(Interface dataset entries)

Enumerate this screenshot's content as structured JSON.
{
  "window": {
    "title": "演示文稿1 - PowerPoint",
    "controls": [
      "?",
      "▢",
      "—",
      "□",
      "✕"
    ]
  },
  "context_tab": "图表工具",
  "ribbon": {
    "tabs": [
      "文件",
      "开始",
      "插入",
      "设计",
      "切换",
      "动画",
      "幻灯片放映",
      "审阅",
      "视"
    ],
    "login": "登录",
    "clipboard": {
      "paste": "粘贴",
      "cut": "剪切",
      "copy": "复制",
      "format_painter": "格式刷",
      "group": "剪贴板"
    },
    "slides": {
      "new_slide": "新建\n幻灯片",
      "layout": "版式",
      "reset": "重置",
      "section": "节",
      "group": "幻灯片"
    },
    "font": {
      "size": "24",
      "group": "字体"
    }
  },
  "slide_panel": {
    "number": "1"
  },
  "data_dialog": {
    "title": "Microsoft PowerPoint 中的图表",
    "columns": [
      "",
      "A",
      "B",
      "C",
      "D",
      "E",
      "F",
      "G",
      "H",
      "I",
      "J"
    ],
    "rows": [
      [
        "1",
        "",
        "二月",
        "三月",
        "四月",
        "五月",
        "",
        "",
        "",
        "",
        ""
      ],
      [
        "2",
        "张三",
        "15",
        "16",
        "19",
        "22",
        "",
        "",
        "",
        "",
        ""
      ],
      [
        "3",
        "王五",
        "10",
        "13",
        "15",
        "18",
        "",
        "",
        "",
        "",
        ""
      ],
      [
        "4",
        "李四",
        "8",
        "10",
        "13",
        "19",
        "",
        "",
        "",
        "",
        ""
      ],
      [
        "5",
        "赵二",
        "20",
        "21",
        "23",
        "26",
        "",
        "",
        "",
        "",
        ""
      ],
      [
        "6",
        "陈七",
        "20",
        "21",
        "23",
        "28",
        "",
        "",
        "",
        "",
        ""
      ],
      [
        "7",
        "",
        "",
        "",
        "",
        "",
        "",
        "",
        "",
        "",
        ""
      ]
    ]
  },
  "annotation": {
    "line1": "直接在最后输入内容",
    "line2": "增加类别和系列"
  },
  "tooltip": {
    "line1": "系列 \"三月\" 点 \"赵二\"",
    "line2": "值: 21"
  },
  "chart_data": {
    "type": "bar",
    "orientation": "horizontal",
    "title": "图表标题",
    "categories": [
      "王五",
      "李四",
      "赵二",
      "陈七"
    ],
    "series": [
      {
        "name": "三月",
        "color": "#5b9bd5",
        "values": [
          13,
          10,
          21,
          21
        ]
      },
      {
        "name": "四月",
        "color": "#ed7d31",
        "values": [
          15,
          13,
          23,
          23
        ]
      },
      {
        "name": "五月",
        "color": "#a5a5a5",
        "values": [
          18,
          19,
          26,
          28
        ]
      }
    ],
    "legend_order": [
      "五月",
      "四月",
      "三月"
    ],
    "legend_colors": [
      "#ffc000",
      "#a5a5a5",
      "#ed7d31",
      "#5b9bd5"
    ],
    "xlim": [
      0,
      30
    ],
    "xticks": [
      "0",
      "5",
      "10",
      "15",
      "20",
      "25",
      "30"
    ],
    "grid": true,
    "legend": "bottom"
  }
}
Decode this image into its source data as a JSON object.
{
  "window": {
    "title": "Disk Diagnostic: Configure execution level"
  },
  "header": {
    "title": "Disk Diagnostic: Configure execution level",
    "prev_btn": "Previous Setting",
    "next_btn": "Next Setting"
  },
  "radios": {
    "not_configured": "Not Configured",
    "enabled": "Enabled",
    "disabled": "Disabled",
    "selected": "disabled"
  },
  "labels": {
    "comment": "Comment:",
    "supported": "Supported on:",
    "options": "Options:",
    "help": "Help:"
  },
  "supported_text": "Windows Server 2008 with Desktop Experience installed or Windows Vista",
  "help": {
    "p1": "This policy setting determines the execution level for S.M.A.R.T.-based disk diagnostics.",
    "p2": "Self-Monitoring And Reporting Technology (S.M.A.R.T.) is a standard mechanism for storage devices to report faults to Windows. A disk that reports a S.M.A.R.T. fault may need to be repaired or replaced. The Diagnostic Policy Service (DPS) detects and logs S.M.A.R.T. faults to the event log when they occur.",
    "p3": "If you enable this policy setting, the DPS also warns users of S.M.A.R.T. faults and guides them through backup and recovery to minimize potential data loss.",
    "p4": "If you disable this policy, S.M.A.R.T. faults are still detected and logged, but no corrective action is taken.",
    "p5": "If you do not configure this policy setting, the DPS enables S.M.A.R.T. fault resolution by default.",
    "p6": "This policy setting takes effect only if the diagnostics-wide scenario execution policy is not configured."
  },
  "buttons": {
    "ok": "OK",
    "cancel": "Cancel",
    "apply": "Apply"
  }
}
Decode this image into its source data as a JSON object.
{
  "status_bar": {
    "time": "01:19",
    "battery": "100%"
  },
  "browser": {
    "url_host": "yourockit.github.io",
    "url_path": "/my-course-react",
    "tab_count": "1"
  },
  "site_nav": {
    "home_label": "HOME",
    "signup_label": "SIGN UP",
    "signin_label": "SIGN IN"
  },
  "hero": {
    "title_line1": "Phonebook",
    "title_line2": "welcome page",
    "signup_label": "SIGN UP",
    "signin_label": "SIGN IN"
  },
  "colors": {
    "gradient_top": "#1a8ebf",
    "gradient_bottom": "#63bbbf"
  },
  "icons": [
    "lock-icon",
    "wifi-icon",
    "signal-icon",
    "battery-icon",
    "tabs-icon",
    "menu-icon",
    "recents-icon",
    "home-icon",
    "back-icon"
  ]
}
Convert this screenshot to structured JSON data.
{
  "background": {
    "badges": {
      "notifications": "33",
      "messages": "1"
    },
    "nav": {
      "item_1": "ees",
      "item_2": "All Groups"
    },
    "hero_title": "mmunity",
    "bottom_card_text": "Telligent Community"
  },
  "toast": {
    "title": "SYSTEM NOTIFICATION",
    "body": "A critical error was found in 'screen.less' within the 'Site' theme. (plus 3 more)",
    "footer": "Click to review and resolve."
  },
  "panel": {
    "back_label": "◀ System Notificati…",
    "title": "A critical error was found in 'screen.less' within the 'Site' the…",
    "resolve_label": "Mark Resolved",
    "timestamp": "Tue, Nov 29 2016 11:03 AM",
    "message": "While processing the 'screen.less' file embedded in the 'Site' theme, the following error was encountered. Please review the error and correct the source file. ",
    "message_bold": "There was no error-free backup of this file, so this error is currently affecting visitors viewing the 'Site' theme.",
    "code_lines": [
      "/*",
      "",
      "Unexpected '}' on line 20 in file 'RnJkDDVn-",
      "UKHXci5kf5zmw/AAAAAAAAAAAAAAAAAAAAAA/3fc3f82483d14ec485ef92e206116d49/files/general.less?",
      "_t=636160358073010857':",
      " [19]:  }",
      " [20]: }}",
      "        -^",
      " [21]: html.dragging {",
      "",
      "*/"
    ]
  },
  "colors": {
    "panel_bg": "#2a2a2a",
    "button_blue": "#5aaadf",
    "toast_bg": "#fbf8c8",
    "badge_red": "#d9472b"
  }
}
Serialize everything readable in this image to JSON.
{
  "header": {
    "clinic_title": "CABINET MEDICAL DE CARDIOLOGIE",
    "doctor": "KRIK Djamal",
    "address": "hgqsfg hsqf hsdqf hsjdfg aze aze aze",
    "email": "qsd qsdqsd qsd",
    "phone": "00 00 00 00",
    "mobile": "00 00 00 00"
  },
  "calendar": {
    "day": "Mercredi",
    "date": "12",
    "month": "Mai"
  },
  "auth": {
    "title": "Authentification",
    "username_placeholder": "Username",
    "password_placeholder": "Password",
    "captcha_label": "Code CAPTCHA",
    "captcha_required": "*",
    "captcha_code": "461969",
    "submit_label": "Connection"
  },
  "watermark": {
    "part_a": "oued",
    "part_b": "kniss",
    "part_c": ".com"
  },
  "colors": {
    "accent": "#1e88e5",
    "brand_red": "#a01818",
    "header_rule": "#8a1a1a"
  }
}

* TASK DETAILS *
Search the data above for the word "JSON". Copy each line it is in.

* TASK OUTPUT *
Enumerate this screenshot's content as structured JSON.
Decode this image into its source data as a JSON object.
Decode this image into its source data as a JSON object.
Convert this screenshot to structured JSON data.
Serialize everything readable in this image to JSON.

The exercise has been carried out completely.